**Goal of the exercise:** For each line of the listing below that contains the string "hiring", copy the line.

**Data records:**
##############################

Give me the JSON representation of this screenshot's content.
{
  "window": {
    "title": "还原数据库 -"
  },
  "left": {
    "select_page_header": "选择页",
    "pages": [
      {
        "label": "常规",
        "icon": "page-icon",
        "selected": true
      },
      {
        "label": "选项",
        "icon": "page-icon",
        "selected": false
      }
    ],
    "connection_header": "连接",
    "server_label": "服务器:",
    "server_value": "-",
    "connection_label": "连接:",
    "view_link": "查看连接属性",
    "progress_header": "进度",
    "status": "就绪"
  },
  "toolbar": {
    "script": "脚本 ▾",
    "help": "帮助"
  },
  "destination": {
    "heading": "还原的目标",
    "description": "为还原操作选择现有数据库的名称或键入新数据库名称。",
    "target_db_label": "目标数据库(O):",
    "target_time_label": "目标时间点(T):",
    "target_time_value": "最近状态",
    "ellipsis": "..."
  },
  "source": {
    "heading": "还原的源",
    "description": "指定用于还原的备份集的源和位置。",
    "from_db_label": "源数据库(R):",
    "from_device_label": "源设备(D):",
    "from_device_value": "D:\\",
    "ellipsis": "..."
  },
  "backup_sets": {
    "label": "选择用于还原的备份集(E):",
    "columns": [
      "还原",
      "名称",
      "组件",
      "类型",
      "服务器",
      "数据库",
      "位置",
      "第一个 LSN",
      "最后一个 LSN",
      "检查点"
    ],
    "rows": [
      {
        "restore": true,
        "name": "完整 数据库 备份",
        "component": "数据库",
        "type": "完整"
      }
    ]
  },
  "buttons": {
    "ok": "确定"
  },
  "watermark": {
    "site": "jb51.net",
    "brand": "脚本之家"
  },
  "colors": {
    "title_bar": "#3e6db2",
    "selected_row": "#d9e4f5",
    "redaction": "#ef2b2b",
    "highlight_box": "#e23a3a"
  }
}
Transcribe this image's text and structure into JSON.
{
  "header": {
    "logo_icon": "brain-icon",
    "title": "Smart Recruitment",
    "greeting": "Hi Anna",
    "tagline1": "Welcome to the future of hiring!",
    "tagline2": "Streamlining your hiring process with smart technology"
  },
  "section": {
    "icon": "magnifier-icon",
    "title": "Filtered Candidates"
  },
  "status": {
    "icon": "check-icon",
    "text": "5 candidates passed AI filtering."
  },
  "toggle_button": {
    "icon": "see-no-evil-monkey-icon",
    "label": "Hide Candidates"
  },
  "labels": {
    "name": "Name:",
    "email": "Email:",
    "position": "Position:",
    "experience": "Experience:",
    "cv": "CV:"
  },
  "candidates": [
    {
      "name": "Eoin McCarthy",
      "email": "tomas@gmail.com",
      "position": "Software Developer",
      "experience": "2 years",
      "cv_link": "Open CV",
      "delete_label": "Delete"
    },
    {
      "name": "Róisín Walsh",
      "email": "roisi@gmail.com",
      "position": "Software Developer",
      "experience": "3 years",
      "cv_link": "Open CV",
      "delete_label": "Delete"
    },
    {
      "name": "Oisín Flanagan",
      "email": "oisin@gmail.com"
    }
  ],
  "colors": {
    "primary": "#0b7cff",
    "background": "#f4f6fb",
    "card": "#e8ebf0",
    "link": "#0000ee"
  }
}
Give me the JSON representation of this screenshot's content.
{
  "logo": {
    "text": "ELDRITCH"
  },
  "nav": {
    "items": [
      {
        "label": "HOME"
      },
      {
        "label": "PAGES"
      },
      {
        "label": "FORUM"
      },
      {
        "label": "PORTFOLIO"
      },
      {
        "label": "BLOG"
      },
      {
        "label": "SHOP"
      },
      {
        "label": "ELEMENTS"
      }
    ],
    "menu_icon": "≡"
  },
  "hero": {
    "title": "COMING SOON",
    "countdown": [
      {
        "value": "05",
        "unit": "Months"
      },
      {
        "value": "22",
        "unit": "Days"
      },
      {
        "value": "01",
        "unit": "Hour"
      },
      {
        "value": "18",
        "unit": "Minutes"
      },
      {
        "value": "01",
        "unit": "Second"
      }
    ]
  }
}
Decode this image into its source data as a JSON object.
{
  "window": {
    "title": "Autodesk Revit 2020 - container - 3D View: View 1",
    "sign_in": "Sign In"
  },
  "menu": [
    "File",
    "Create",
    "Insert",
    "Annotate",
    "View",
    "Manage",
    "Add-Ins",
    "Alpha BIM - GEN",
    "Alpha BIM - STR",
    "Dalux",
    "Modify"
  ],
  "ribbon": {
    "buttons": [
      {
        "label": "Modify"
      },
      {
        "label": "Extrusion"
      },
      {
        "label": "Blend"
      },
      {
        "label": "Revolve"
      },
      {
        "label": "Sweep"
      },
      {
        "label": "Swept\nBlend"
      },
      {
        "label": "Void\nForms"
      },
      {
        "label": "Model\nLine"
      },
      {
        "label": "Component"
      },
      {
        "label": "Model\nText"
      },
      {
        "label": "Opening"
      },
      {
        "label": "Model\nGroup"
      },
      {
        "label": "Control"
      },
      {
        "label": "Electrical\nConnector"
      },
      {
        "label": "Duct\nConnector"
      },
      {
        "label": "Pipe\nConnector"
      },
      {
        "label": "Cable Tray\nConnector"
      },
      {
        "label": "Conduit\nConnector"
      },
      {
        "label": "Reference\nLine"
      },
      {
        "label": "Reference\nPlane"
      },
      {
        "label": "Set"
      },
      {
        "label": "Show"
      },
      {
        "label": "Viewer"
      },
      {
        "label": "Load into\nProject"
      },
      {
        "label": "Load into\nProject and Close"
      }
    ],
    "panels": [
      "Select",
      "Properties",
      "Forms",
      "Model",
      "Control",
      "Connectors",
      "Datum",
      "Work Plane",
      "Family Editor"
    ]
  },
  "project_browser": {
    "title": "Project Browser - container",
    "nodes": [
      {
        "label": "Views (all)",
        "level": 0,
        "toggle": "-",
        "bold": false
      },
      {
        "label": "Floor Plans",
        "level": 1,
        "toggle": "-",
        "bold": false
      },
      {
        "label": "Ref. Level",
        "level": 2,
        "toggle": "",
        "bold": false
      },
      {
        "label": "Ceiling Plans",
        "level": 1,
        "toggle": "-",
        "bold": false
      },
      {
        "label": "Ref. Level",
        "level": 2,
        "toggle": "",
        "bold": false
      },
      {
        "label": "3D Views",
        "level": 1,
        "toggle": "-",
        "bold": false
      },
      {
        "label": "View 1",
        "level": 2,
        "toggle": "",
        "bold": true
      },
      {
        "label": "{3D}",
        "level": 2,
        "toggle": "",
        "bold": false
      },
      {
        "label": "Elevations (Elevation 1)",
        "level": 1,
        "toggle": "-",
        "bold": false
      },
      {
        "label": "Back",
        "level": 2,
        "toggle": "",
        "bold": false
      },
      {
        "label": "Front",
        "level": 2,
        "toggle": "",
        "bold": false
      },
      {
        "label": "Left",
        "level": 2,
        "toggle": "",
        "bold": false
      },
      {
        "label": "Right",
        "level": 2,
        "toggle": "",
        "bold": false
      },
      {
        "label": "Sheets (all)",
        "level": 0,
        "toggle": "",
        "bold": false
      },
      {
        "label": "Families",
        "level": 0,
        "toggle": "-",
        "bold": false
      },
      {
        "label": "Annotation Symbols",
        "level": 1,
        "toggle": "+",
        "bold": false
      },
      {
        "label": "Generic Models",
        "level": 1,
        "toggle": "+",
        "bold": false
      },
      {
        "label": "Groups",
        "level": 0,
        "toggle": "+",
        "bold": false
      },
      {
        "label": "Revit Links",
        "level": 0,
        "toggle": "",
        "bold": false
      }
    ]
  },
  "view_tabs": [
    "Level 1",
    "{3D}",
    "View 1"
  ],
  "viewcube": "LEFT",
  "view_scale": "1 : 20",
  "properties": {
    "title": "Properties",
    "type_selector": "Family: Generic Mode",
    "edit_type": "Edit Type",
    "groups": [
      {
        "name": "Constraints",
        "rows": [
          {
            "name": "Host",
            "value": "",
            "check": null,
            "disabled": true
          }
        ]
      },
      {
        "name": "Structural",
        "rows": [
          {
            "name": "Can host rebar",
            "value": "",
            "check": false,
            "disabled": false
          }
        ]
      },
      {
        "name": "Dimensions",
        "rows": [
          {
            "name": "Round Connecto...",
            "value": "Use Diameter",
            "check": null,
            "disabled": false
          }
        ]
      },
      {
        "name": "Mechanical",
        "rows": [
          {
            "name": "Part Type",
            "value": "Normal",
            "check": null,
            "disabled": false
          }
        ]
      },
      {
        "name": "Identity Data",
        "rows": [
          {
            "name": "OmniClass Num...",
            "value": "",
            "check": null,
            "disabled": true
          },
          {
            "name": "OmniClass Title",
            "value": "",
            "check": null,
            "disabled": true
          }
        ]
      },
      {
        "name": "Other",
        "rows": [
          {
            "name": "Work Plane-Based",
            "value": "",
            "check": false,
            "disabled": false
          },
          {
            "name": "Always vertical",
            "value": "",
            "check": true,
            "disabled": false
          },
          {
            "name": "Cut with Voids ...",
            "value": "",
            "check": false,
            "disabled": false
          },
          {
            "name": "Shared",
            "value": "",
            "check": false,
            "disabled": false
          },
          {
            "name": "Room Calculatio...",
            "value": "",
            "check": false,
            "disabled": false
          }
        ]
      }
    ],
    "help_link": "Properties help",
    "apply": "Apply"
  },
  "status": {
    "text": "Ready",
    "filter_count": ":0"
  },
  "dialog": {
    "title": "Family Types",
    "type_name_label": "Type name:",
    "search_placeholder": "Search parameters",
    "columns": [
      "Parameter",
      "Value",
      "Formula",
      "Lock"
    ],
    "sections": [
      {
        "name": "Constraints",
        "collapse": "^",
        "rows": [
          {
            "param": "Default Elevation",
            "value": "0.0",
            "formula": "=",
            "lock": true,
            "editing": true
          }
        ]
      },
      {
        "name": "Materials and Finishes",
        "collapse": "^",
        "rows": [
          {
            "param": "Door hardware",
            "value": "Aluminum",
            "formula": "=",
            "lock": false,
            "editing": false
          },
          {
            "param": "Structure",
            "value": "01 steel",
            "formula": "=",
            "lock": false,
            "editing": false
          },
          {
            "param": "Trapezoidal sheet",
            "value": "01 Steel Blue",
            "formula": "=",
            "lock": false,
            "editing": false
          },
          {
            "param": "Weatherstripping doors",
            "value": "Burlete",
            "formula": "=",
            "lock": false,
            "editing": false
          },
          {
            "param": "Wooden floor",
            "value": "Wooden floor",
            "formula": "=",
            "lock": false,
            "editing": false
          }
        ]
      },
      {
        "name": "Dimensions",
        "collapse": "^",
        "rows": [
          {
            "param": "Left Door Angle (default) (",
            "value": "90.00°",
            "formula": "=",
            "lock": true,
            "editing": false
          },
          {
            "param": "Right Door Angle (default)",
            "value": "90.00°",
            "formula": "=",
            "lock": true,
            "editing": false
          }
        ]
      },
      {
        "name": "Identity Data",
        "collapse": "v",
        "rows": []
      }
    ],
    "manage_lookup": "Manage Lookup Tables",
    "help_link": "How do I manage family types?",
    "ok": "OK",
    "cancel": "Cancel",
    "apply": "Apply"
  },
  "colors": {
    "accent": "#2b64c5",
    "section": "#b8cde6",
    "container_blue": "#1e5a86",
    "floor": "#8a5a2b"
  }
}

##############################

**Task solution:**
    "tagline1": "Welcome to the future of hiring!",
    "tagline2": "Streamlining your hiring process with smart technology"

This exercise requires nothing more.